    Boeing workers long-exposed to carcinogen far above legal limits

    The company confirmed in depositions that parts of its Everett plant still don’t meet 2010 standards.

    CarlaRae Arneson, of Lynnwood, grabs a tea press full of fresh tea from Peanut the server robot while dining with her 12-year-old son Levi at Sushi Hana on Thursday, Jan. 5, 2023, in Lynnwood, Washington. CarlaRae said she and her son used to visit the previous restaurant at Sushi Hana’s location and were excited to try the new business’s food. (Ryan Berry / The Herald)
    Peanut the robot waitress is on a roll at Lynnwood’s Sushi Hana

    She’s less RoboCop and more Rosey as she patrols the restaurant, making sure everyone has a drink and good time.

    Traffic moves along Highway 526 in front of Boeing’s Everett Production Facility on Nov. 28, 2022, in Everett, Washington. (Olivia Vanni / Sound Publishing)
    Boeing settles with Everett security guard claiming chemical exposure

    Holly Hawthorne was assigned to Building 45-335 at the south end of Paine Field, while employees used aerosolized chemical sprays nearby.

    A section of contaminated Wicks tidelands on Thursday, Jan. 19, 2023 in Everett, Washington. (Olivia Vanni / The Herald)
    Port acquisition marks next step in toxic cleanup on Everett waterfront

    Private owners donated land near the contaminated Wicks Tide Flats to the Port of Everett.

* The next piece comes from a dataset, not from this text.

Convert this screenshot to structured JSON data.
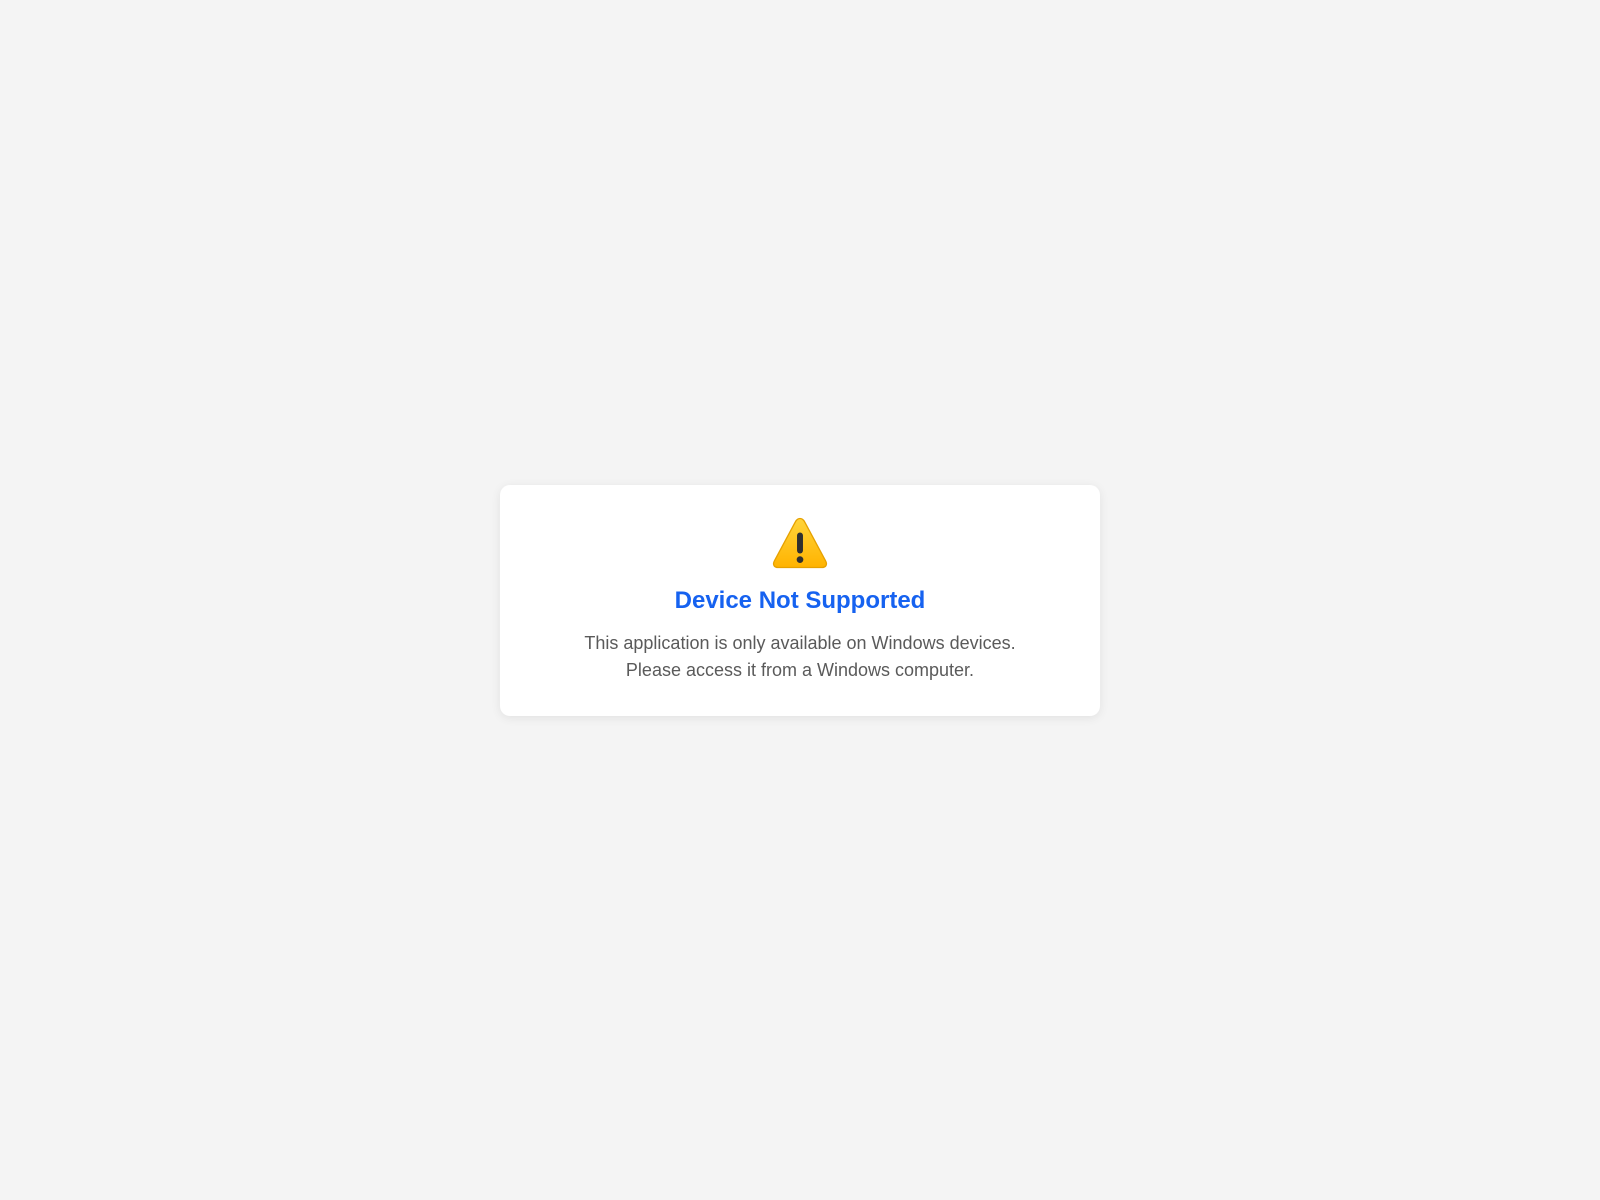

Cleanup work could begin within the year.

    FILE - In this photo taken Oct. 2, 2018, semi-automatic rifles fill a wall at a gun shop in Lynnwood, Wash. Gov. Jay Inslee is joining state Attorney General Bob Ferguson to propose limits to magazine capacity and a ban on the sale of assault weapons. (AP Photo/Elaine Thompson, File)
    Democrats advance assault weapons ban, new rules for gun buyers

    The measures passed a House committee without Republican support. They are part of a broader agenda to curb gun violence.

    U.S. Attorney Nick Brown and the victim of a brutal attack in 2018 answer questions from reporters on Jan. 27, 2023 in Seattle, Washington. (Jake Goldstein-Street / The Herald)
    White supremacists sentenced for racist beating at Lynnwood bar

    A federal judge handed out stiffer sentences than prosecutors had asked for in a series of sentencing hearings Friday.

    Most Read